Cal Lutheran in negotiations to expand EV parking on campus


Infographic by Ryan Van Ommeren

While the university is still in negotiations, the potential new EV parking deal will include 116 charging spots.

Olivia Madera, Reporter

In an assembly faculty meeting, President Lori Varlotta said that Cal Lutheran will provide 116 parking spots specifically for electric vehicle charging in the near future. In an email interview, Director of Campus Safety David Hilke said there are currently 84 registered electric vehicles on campus and those are composed of 38 students, 22 faculty members, 19 staff members and five guests.

“The project remains under negotiation with the utility company [Southern California Edison] and a third party installer that is a private company,” Associate Vice President of Planning and Services Ryan Van Ommeren said.

Van Ommeren said that the plan as of now is to install 20 charging stations in a residential parking lot near North Hall. There will also be 25 charging stations in the administrative parking lot, and 15 stations near the parking lot next to Samuelson Pool. He said that most charging stations will have two electric vehicle chargers and will be universal chargers.

Currently, negotiations still remain but Van Ommeren believes that total expenses will exceed $2 million. Cal Lutheran is hoping to partner again with ChargePoint, an electric vehicle specializing in charging stations, which installed the electric vehicle chargers that Cal Lutheran currently has on campus.

“While we remain hopeful, as of now we do not have an agreement,” Van Ommeren said.

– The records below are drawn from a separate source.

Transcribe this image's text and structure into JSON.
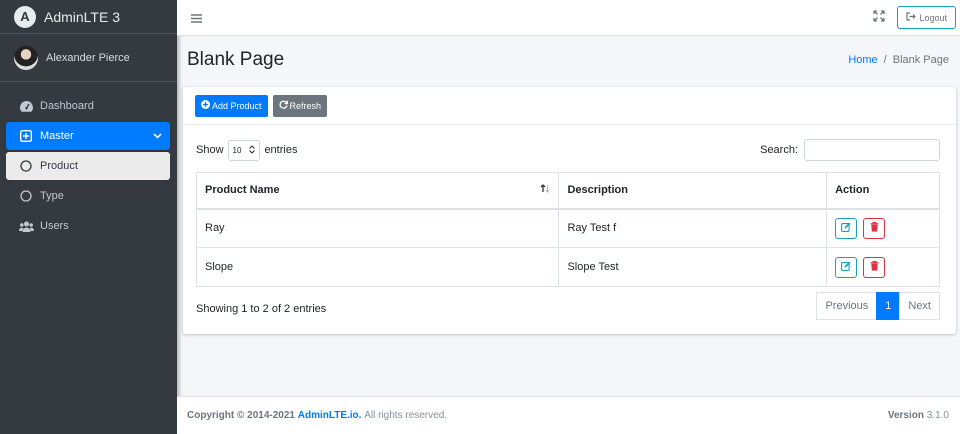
{
  "brand": {
    "name": "AdminLTE 3",
    "logo_letter": "A"
  },
  "user": {
    "name": "Alexander Pierce"
  },
  "sidebar": {
    "items": [
      {
        "label": "Dashboard",
        "icon": "tachometer-icon"
      },
      {
        "label": "Master",
        "icon": "plus-square-icon"
      },
      {
        "label": "Product",
        "icon": "circle-icon"
      },
      {
        "label": "Type",
        "icon": "circle-icon"
      },
      {
        "label": "Users",
        "icon": "users-icon"
      }
    ]
  },
  "topbar": {
    "logout_label": "Logout"
  },
  "header": {
    "title": "Blank Page",
    "breadcrumb_home": "Home",
    "breadcrumb_sep": "/",
    "breadcrumb_current": "Blank Page"
  },
  "card": {
    "add_label": "Add Product",
    "refresh_label": "Refresh",
    "show_label": "Show",
    "entries_value": "10",
    "entries_label": "entries",
    "search_label": "Search:",
    "search_value": ""
  },
  "table": {
    "headers": [
      "Product Name",
      "Description",
      "Action"
    ],
    "rows": [
      {
        "name": "Ray",
        "description": "Ray Test f"
      },
      {
        "name": "Slope",
        "description": "Slope Test"
      }
    ]
  },
  "pagination": {
    "info": "Showing 1 to 2 of 2 entries",
    "previous": "Previous",
    "page": "1",
    "next": "Next"
  },
  "footer": {
    "copyright": "Copyright © 2014-2021",
    "link": "AdminLTE.io.",
    "rights": "All rights reserved.",
    "version_label": "Version",
    "version": "3.1.0"
  },
  "colors": {
    "primary": "#007bff",
    "sidebar_bg": "#343a40",
    "info": "#17a2b8",
    "danger": "#dc3545"
  }
}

In July, communication professor Ryan Medders bought a new 2022 Hyundai IONIQ 5, which is an all-electric vehicle. 

Medders said that he chose his new electric vehicle because it provided good mileage and fast charging capabilities. He also said that it would be cheaper to charge his vehicle at school, which will cost 22 cents per kilowatt per hour, as opposed to charging at his own home, which costs 25 cents per kilowatt per hour.

“I’m looking forward to the ability to drive here to park and to plug in,” Medders said.

As of now, the current electric vehicle chargers at Cal Lutheran are of no use to Medders since he receives free charging for two years with his electric vehicle purchase. But other faculty such as chemistry professor, Katherine Hoffman, who owns a Prius Prime plug-in hybrid, has trouble taking advantage of the electric vehicle parking spots on campus.

“I have often found there were no spaces. Fortunately, I have a backup gasoline and hybrid engine so it’s not a disaster,” Hoffman said.

Hoffman said in an email interview she thinks electric vehicles might be the future and she is happy as long as she doesn’t have to keep moving her car due to the lack of electric vehicle parking spots on campus. Medders said  he was excited Cal Lutheran is going to be implementing these new parking spots, but he expresses concern about less parking for the Cal Lutheran community.

“I wish they’d been discussed as part of the campus plan discussions. How inconvenient will they be? How much earlier will I have to arrive to walk across campus?” Hoffman said.

Both Medders and Hoffman explained that the new parking spots might affect students, staff and faculty negatively. Concerns were raised by Hoffman for commuters and faculty who already have limited parking near the Spine, Student Union and Alumni Hall. Despite concerns about losing parking spots and a severe lack of information on the subject, the project to bring the additional 116 electric vehicle parking spots to Cal Lutheran is still underway according to Van Ommeren.

“I see positive outcomes for all of us committing to a greener future,” Medders said.

Hoffman said as Cal Lutheran implements these new changes to a greener future, there will most likely be a positive outcome for the community and the environment surrounding.